Installing an Autopilot on a Tiller-Driven Cruiser
When I bought my first boat, a 1976 Bristol 24, it came with a cantankerous Tiller Master autopilot that lacked the oomph to steer the heavy-displacement, full-keel sloop in anything but calm water. I replaced it with an Autohelm ST2000 from Raymarine (the updated model is the Autohelm ST2000 Plus Tiller Pilot and sells for around $700). I could have bought an ST1000, but it was rated for boats displacing 6,600 pounds or less – too close for comfort, in my view, since the Bristol displaced 6,000 pounds.
The installation required tinkering. The Tiller Master was already on a separate fused circuit in the boat’s DC electrical system and was wired to a toggle switch in the lazaret; there was no socket. I used a hole saw to cut a hole to mount the socket for the new autopilot, bedded the socket with silicone, and connected it to the toggle switch so I could turn the autopilot on and off.
For it to work properly, the autopilot had to be positioned level with – and perpendicular to – the tiller. The curve of the Bristol’s tiller made it tough to get the positioning lined up. I used epoxy to glue a block of scrap teak on the starboard cockpit seat abutting the coaming to get the base of the autopilot high enough so that the pushrod would clear the top of the tiller. I then drilled a hole in the block to accept the pin that held the end of the control unit.
I also had to buy and mount a tiller bracket. I drilled two holes in the tiller to take the bracket fasteners, sanded the top of the tiller flat with a belt sander to create a mating surface for the bracket’s flat bottom, and attached the bracket with epoxy to get the ball pin correctly positioned in order to accept the end of the pushrod. I also needed an extender for the pushrod for it to push the tiller well over to port. Without it, I’d have had inadequate turning potential to starboard. The installation took about seven hours and several trips to West Marine.
Selecting an autopilot
When choosing an autopilot, it’s critical to properly account for the boat’s displacement. Factor in the boat’s weight, full tankage (water and fuel), provisions, anchor systems, tenders, and crew, then add at least 20 percent to the weight total. Don’t be tempted to skimp on cost, which starts at around $500 for a basic tiller pilot and goes up from there. If you buy an autopilot with a maximum rating close to the boat’s full-load displacement, chances are high you’ll be disappointed with its performance.
It’s important, too, to consider how much you’re going to use the autopilot and in what sea conditions. An autopilot will steer a boat in calm conditions even if the boat exceeds the autopilot’s maximum rating.
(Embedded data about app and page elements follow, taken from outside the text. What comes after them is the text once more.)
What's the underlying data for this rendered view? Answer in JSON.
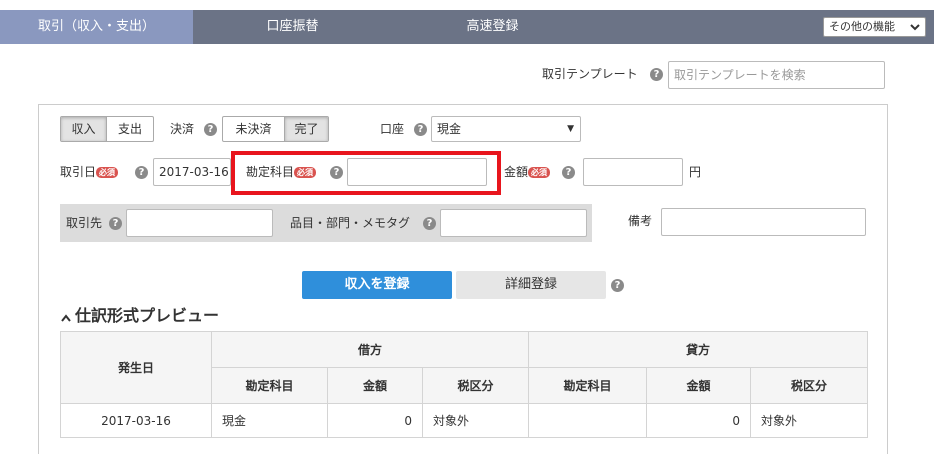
{
  "tabs": [
    {
      "label": "取引（収入・支出）",
      "active": true
    },
    {
      "label": "口座振替",
      "active": false
    },
    {
      "label": "高速登録",
      "active": false
    }
  ],
  "other_menu_label": "その他の機能",
  "template": {
    "label": "取引テンプレート",
    "placeholder": "取引テンプレートを検索"
  },
  "form": {
    "type_options": [
      "収入",
      "支出"
    ],
    "selected_type": "収入",
    "settlement_label": "決済",
    "settlement_options": [
      "未決済",
      "完了"
    ],
    "selected_settlement": "完了",
    "account_label": "口座",
    "account_value": "現金",
    "date_label": "取引日",
    "date_value": "2017-03-16",
    "required_badge": "必須",
    "account_item_label": "勘定科目",
    "account_item_value": "",
    "amount_label": "金額",
    "amount_value": "",
    "currency_unit": "円",
    "partner_label": "取引先",
    "partner_value": "",
    "item_tag_label": "品目・部門・メモタグ",
    "item_tag_value": "",
    "note_label": "備考",
    "note_value": ""
  },
  "buttons": {
    "register": "収入を登録",
    "detail": "詳細登録"
  },
  "preview": {
    "title": "仕訳形式プレビュー",
    "headers": {
      "date": "発生日",
      "debit": "借方",
      "credit": "貸方",
      "account": "勘定科目",
      "amount": "金額",
      "tax": "税区分"
    },
    "rows": [
      {
        "date": "2017-03-16",
        "debit_account": "現金",
        "debit_amount": "0",
        "debit_tax": "対象外",
        "credit_account": "",
        "credit_amount": "0",
        "credit_tax": "対象外"
      }
    ]
  },
  "colors": {
    "tabbar": "#6b7386",
    "active_tab": "#8a98bf",
    "primary_button": "#2f8fdb",
    "required_badge": "#d9534f",
    "highlight": "#e8151d"
  },
  "icons": {
    "help": "?",
    "chevron_down": "chevron-down-icon",
    "chevron_up": "chevron-up-icon",
    "select_arrow": "▼"
  }
}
A tiller or wheel pilot could be just the ticket for casual, occasional use, but if you plan to rely on it when the wind and seas get up, you’ll need a more-powerful unit, possibly a belowdeck system.
The speed of the autopilot is another important factor. Faster action to put the helm over is better than slower action, particularly for heavy, less-nimble boats. In rough conditions you’ll want the autopilot to respond quickly; it’s a question of performance as much as it is safety.
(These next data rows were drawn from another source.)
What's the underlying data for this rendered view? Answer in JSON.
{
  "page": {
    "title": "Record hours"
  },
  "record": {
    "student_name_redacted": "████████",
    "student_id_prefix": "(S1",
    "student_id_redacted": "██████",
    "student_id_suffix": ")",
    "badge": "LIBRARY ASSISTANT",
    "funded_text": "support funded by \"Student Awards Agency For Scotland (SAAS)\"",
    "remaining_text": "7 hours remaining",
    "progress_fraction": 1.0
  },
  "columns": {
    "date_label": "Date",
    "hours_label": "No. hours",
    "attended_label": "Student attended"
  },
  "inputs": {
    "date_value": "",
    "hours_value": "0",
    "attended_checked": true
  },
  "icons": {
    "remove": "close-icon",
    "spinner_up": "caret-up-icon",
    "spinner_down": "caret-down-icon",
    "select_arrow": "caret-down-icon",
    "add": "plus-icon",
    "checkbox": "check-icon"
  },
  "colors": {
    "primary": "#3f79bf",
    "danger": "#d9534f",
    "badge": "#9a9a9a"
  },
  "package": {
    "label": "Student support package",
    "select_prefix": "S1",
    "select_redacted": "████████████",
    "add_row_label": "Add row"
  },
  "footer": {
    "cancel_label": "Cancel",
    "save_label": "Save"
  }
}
While a number of companies manufacture autopilots, most focus on belowdeck systems. B&G, ComNav, Furuno, Coursemaster, NKE, Northstar, Raymarine, and Simrad all make belowdeck systems. Currently, only Raymarine makes cockpit autopilots for boats with wheel steering, while it and Simrad offer tillerpilots.
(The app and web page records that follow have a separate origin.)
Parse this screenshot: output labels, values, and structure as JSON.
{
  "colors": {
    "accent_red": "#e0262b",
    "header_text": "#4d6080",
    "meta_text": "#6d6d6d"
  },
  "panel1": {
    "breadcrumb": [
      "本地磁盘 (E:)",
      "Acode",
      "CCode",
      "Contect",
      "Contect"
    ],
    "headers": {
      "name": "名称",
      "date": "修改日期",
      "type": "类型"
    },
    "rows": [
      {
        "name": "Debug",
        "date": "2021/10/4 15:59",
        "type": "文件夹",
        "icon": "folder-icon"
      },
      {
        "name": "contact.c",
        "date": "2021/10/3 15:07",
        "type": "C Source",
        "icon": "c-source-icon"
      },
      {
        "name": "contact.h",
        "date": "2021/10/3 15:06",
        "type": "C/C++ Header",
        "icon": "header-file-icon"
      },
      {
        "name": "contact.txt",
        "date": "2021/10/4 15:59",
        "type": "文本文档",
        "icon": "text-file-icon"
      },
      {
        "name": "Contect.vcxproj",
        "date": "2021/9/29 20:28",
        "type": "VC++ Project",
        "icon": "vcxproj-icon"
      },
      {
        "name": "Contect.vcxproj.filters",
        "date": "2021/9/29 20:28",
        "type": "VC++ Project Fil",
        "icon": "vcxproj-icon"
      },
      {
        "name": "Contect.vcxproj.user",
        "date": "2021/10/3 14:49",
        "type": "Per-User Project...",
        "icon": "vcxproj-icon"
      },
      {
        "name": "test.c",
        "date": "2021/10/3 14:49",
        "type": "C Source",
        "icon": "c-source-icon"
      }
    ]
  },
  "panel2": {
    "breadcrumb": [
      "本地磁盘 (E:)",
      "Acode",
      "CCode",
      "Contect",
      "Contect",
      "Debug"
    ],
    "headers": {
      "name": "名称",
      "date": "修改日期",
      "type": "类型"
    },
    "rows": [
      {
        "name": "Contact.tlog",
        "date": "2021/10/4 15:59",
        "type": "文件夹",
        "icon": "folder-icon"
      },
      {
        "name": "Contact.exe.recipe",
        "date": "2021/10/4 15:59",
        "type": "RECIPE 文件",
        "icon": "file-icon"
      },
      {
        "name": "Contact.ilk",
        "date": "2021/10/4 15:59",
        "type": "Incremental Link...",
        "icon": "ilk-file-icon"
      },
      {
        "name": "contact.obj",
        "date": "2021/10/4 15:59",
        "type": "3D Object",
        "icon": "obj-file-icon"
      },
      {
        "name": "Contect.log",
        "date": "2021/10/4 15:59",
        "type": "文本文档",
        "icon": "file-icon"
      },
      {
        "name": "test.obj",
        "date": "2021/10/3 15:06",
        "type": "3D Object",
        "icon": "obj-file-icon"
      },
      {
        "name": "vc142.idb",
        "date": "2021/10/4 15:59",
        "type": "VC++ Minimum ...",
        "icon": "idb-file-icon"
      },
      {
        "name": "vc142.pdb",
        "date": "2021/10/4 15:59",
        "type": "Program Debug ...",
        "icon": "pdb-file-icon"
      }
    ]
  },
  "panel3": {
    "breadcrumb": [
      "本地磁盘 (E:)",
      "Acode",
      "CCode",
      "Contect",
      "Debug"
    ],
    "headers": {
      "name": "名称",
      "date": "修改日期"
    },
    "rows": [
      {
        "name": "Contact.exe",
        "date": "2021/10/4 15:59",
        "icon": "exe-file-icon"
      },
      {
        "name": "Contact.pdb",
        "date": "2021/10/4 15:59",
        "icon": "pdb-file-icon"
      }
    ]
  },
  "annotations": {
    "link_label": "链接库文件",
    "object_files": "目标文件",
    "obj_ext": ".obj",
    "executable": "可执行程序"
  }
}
Installing a tiller or wheel pilot is something you can do yourself with basic onboard tools. However, resist the urge to simply wire the autopilot into an existing circuit—say, the one where your GPS resides. The autopilot should be on a separate circuit, and, like all electrical installations, it should comply with
American Boat & Yacht Council (ABYC) standards pertaining to cable type and size. If you aren’t confident about working with your DC system, pay a qualified marine electrician to do the wiring for you, and do the rest of the installation yourself.
A belowdeck system installation, particularly if it connects with hydraulic steering, is way beyond the skill level of most DIY boatowners. Often, this will involve glassing a bracket to the hull on which to mount the drive unit. Hire a professional installer and work closely with the manufacturer or dealer you choose when selecting the components, as they’re complicated and the professional advice will be invaluable.
David W. Shaw is the author of seven nonfiction books. He is a longtime cruiser and contributor to SAIL.